Startup has been a buzzword, in the US, in China, and now in Southeast Asia.
But, What is a startup exactly?
Paul Graham, founder of Y Combinator, has a great definition for it:
A startup is a company designed to grow fast. Being newly founded does not in itself make a company a startup. Nor is it necessary for a startup to work on technology, or take venture funding, or have some sort of “exit.” The only essential thing is growth. Everything else we associate with startups follows from growth.
In short, as the title of his essay goes: Startup = Growth.
It’s written in September 2012, nearly 6 years ago. But the insights in it are so true and actionable that whenever I re-read it, I’m amazed.
To give you some idea how good it is, here are a few lines from it. To really get the best of it, just visit Paul Graham’s blog.
- …if you get growth, everything else tends to fall into place. Which means you can use growth like a compass to make almost every decision you face.

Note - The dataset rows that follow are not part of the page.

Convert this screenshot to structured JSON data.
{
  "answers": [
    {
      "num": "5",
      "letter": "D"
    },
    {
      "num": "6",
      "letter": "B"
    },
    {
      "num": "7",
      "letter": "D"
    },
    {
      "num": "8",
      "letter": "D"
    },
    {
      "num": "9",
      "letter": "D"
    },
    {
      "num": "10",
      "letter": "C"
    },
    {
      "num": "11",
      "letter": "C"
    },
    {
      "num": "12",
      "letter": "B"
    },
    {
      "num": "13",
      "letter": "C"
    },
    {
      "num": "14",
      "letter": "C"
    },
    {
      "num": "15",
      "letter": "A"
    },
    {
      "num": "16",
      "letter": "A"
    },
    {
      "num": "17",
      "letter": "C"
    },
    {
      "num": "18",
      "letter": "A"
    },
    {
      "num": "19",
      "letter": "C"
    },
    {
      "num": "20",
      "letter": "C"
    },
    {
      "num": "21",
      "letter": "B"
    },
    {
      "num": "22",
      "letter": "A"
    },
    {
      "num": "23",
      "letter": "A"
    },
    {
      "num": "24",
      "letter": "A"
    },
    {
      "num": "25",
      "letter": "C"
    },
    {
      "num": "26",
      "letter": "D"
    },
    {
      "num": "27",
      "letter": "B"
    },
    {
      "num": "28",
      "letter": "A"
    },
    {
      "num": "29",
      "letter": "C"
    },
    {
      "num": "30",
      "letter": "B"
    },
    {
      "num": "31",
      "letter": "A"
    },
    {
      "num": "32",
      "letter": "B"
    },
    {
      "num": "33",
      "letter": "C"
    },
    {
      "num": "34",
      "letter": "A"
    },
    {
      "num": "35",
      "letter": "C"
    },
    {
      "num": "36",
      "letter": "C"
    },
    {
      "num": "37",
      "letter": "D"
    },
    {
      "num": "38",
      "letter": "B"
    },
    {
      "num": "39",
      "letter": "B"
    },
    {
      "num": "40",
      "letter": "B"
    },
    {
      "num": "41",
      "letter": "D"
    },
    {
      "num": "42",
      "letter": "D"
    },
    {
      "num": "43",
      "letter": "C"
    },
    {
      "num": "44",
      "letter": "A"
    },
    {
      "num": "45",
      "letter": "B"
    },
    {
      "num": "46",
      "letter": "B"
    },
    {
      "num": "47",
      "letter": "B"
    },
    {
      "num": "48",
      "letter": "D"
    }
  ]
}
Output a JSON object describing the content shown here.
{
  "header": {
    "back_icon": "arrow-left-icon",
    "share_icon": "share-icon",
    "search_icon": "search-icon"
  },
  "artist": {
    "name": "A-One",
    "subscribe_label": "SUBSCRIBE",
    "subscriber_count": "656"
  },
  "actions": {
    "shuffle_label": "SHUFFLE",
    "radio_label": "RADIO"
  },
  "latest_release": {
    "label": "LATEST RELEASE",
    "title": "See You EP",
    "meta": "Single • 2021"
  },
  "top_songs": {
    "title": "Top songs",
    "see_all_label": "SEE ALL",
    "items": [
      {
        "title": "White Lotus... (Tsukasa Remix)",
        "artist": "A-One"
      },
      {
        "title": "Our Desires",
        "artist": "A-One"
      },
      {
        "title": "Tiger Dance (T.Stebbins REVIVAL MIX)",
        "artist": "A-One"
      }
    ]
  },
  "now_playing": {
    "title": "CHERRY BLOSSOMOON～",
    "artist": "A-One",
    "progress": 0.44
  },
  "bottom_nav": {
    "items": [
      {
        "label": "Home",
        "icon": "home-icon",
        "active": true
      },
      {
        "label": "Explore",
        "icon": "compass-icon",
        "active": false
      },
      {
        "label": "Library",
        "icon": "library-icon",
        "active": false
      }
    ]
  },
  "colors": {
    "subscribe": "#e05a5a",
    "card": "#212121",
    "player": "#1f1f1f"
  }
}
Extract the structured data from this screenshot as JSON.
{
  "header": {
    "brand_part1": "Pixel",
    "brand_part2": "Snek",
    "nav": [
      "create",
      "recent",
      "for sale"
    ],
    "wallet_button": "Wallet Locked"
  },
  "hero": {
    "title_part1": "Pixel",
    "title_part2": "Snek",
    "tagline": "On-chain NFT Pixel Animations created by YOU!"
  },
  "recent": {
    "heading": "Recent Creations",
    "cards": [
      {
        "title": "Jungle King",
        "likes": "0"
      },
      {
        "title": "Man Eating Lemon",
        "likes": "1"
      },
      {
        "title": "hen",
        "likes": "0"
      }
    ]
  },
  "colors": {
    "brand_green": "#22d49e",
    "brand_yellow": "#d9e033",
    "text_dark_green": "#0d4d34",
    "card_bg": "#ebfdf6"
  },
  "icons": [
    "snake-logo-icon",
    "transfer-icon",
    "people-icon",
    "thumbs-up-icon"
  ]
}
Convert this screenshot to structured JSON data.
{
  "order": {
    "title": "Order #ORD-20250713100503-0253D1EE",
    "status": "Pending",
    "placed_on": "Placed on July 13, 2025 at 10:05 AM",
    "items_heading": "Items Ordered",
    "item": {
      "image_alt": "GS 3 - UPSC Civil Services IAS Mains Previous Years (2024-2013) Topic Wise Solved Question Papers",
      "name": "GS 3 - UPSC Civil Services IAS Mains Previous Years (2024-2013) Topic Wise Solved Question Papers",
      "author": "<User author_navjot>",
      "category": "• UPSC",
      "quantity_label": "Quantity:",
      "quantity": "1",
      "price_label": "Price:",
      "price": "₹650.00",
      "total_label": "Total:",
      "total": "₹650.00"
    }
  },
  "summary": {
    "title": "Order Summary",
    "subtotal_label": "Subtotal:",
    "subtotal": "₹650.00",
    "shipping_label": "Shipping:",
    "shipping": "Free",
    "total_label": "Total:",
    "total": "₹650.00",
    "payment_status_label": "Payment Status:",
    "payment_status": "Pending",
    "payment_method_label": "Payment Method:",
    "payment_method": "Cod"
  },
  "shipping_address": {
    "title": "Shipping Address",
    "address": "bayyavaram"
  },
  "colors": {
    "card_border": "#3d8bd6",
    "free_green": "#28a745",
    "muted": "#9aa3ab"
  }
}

- For a company to grow really big, it must (a) make something lots of people want, and (b) reach and serve all those people…Most businesses are tightly constrained in (a) or (b). The distinctive feature of successful startups is that they’re not.
- How fast does a company have to grow to be considered a startup? There’s no precise answer to that…A good growth rate during YC is 5-7% a week…A company that grows at 1% a week will grow 1.7x a year, whereas a company that grows at 5% a week will grow 12.6x.
- Having to hit a growth number every week forces founders to act, and acting versus not acting is the high bit of succeeding. Nine times out of ten, sitting around strategizing is just a form of procrastination.
- If you want to understand startups, understand growth.